With so many high-profile players dropping out of USA Basketball activities this summer, new Chicago Bulls signee Thaddeus Young got the call for the Team USA training camp in Las Vegas last week. Young accepted the invitation and participated in the camp, which culminated in the Blue vs. White scrimmage on Friday night.
Young suited up for the Blue squad, scoring five points on 2-of-6 shooting in 11 minutes in a 97-78 victory. Unfortunately, the veteran was also a minus-14 in his short time on the floor, and he wasn’t named a finalist for the 12-man FIBA World Cup roster.
Although Young won’t be playing in the World Cup, spending time with Team USA was still a worthwhile endeavor, even with the top stars not in attendance. He got to be around coaching luminaries Gregg Popovich and Steve Kerr while playing against impressive young talent from around the NBA.
Now, Young gets to turn his focus to his new team in Chicago, where he’ll be playing a key role as a veteran leader who will still offer plenty on the basketball court. While nothing is set in stone, the 31-year-old will likely be the Bulls’ sixth man, acting as the third big behind Lauri Markkanen and Wendell Carter Jr.
It’s hard to ask for a much better veteran option in this role as the two young big men try to develop into stars. Young brings a stellar two-way game and impressive work ethic to the table, and he’s ready to lead by example after being Chicago’s top priority in free agency. He agreed to a three-year, $41 million contract right when free agency opened.
Young has already talked a big game about changing the Bulls’ culture, which is badly needed given the general ugliness of the last few seasons. The forward has plenty of experience in these matters, via Joe Cowley of the Chicago Sun-Times:
‘‘I’ve taken on that role plenty of times in my career,’’ Young said of being deemed the leader on and off the court. ‘‘I’ve taken on that role as a leader and helping shape and build a culture. I know I can push them over the hump.’’
Young got into the specifics of what the Bulls need to do to make this work:
‘‘It starts by not getting tired of the grind, not getting tired of the competitive nature,’’ Young said. ‘‘A lot of guys, they tend to get tired of the competitive nature, of coming to practices each and every day and playing over and over.
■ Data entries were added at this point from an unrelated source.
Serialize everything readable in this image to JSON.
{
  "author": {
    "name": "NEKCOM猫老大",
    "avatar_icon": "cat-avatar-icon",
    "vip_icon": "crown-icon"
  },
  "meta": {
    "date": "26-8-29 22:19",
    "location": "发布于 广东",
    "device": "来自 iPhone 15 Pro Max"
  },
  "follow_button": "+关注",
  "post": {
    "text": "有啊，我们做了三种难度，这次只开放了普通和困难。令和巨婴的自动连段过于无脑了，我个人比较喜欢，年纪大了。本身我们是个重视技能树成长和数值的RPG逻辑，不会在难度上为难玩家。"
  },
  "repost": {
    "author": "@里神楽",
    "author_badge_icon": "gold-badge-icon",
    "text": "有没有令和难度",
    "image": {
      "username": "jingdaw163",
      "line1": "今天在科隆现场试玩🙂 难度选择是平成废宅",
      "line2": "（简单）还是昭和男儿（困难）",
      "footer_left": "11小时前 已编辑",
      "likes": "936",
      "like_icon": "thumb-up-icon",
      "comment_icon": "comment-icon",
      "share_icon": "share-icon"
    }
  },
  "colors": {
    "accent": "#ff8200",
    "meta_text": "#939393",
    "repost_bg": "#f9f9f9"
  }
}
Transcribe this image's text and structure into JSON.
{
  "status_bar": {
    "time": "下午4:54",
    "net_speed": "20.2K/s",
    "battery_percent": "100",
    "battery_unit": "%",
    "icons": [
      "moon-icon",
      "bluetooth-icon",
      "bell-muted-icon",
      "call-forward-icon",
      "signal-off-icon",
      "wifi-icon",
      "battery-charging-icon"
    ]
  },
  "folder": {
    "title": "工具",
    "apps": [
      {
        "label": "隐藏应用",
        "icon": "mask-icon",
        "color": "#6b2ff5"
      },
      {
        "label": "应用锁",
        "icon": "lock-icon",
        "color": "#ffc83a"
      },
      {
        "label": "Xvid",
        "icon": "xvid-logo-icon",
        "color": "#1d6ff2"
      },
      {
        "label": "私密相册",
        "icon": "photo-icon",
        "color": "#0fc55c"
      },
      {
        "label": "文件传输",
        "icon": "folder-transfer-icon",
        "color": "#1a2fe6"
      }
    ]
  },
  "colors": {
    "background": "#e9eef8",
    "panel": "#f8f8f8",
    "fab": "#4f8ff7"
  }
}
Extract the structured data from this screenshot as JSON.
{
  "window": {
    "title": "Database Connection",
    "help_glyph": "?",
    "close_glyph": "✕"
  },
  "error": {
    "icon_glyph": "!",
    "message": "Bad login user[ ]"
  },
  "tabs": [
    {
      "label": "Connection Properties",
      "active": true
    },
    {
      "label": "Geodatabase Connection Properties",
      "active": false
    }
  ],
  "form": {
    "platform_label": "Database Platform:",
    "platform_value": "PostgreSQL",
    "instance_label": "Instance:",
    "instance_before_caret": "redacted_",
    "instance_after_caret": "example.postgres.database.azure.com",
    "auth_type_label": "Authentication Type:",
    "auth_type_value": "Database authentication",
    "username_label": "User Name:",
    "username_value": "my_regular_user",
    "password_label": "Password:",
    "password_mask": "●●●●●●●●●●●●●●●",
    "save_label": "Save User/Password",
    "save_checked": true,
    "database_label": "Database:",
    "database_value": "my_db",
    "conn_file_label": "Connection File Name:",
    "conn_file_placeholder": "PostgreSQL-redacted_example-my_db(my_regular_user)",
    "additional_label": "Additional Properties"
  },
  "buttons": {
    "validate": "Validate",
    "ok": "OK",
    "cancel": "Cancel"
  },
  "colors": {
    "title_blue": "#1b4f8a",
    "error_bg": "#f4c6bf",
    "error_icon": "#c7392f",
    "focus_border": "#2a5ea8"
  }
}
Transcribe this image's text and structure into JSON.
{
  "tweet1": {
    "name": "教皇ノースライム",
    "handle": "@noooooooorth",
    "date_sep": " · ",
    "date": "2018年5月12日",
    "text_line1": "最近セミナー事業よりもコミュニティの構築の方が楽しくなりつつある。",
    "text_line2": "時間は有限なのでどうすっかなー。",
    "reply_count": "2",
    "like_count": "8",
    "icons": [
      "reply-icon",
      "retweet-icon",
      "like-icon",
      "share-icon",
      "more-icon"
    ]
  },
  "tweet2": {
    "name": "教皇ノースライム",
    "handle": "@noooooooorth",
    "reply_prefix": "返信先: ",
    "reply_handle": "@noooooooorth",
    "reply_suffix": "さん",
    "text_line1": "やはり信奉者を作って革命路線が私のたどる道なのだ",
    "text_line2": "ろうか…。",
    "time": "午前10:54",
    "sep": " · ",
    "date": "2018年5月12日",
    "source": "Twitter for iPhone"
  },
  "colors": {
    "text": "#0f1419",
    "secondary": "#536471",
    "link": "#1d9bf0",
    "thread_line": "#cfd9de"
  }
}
But when you do those same things over and over, it helps you get better as a team, and it helps you win more games as a team.’’
Chicago won just 22 games last season and became a laughingstock when Jim Boylen took over for Fred Hoiberg as head coach, so there’s plenty of work to do when it comes to establishing this culture and becoming respectable again. Young seems like the right man for the job, though, and there’s some optimism swirling around the 2019-20 Bulls thanks in part to his signing.
There are still plenty of ways this upcoming season can go terribly wrong for the Bulls, but no matter what happens, Thaddeus Young is going to keep grinding.